Brinkley, Douglas. Wheels for the World: Henry Ford, His Company, and a Century of Progress. New York: Penguin Books, 2003. A thorough exploration of the history of the Ford Motor Company, from 1903 to 2003, that highlights not only founder Henry Ford and his many innovations but also his workers.
Cohen, Warren I. Empire without Tears: American Foreign Relations, 1921–1933. Philadelphia: Temple University Press, 1987. A study of foreign policy during the Harding, Coolidge, and Hoover administrations that explores the way Republican policymakers worked with business to ensure stability for U.S. economic interests.
Evans, Sara M. Born for Liberty: A History of Women in America. New York: Free Press Paperbacks, 1997. Both concise and comprehensive, this book examines the history of American women from the colonial period to the present, with a chapter devoted to women in the 1920s.
Hirsch, James S. Riot and Remembrance: America’s Worst Race Riot and Its Legacy. New York: Mariner Books, 2003. An in-depth look at the 1921 Tulsa race riot that explores how authorities covered up the riot and the ways that victims and their descendants fought for justice.
Iriye, Akira. The Cambridge History of American Foreign Relations, Vol. 3: The Globalizing of America, 1913–1945. New York: Cambridge University Press, 1993. Explores the United States’ emergence as global power with a discussion of the “Americanizing” of other nations.
Ngai, Mae M., Impossible Subjects: Illegal Aliens and the Making of Modern America. Princeton, NJ: Princeton University Press, 2004. Ngai offers a close reading of the legal regime of restriction that commenced in the 1920s—its statutory architecture, judicial genealogies, administrative enforcement, differential treatment of European and non-European migrants, and long-term effects.
Okrent, Daniel. Last Call: The Rise and Fall of Prohibition. New York: Scribner, 2010. A lively, engaging look at America’s experiment with prohibition from 1920 to 1933 and its impact on nearly every aspect of society and culture.
Published by Oxford University Press
Fass, Paula S., The Damned and the Beautiful: American Youth in the 1920s. This social history examines all facets of the “flaming youth” of the period, and offers careful analysis of the people and period.
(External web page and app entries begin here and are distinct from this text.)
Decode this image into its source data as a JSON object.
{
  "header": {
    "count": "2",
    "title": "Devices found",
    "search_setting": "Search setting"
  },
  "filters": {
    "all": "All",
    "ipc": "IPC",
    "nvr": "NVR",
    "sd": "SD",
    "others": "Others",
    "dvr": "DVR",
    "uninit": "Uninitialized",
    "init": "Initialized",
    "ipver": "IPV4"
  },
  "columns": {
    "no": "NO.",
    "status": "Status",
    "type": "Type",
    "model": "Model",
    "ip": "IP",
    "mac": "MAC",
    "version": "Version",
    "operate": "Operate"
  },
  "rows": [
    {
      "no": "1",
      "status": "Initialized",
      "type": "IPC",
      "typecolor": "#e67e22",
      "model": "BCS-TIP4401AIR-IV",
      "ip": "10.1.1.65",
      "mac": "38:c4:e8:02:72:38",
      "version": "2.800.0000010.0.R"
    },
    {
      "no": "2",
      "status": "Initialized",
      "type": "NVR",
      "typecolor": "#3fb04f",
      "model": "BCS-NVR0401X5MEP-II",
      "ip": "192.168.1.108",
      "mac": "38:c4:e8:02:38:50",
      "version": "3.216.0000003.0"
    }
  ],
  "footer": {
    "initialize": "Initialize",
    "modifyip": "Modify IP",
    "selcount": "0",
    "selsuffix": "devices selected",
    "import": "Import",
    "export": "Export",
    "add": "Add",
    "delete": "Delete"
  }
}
Fass also provides an approach for the study of youth of later decades, the sixties particularly.
Blower, Brooke L. Becoming Americans in Paris: Transatlantic Politics and Culture between the World Wars. Blower reveals that Paris served as an important crossroads, a place where Americans reimagined their position in the world and grappled with what it meant to be American in the new century.
Burns, Jennifer. Goddess of the Market: Ayn Rand and the American Right. Jennifer Burns offers a groundbreaking reassessment of this key cultural figure, examining her life, her ideas, and her impact on conservative political thought.
Chapman, Erin D. Prove It On Me: New Negroes, Sex, and Popular Culture in the 1920s. This study explores the often overlooked dilemma facing black women as they struggled against primitivism, patriarchal aspirations, and consumer culture at the beginning of the twentieth century.
Grant, Colin, Negro with a Hat: The Rise and Fall of Marcus Garvey. Grant introduces UNIA leader Garvey as a one of the founders of Black Nationalism and a man of contradictions: a self-educated, poetry-writing aesthete and unabashed propagandist, an admirer of Lenin, and a dandy given to elaborate public displays.
Temperance and Prohibition. The history of prohibition in photos, documents, and special features.
Jazz. The companion site to the PBS documentary, filled with photos, documents, music, and more information.
Tennessee vs. John Scopes—The Monkey Trial. An overview over the trial with pictures and documents relating to this case.